The bad rap on anarchism comes from assassinations and terrorism perpetrated by anarchists in the late 19th and early 20th centuries. Some examples: Sacco & Vanzetti (bank robbery and murder), Joe Hill (ditto), the Haymarket bombing that killed seven Chicago cops, and President McKinley’s murder, just name a few. After all this, the anarchist movement was tainted permanently in the modern American political milieu as violence prone.
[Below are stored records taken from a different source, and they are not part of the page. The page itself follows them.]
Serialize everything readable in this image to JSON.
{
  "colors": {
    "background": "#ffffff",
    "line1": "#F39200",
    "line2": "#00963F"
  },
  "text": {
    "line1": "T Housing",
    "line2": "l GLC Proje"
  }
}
Not mentioned much if at all was the heroic actions of the CNT anarcho-syndicalist parties in the Spanish Civil War. They set up the most viable of polities (Catalonia and Aragon) in the Spanish Republic, and which were much freer than the Communist dominated areas or the chaotic areas dominated by the Social Democrats (Madrid). The CNT militias did well in the defense of their areas even against the better equipped and trained professional Nazi, Italian, and Franco-ist militaries. They'd have probably won too, if the Soviets hadn't cut off their military supplies at the request of the Spanish CP. Ironic that these instances of successful establishment of anarchist polities their vigorous defense are largely ignored in modern political history. Go figure.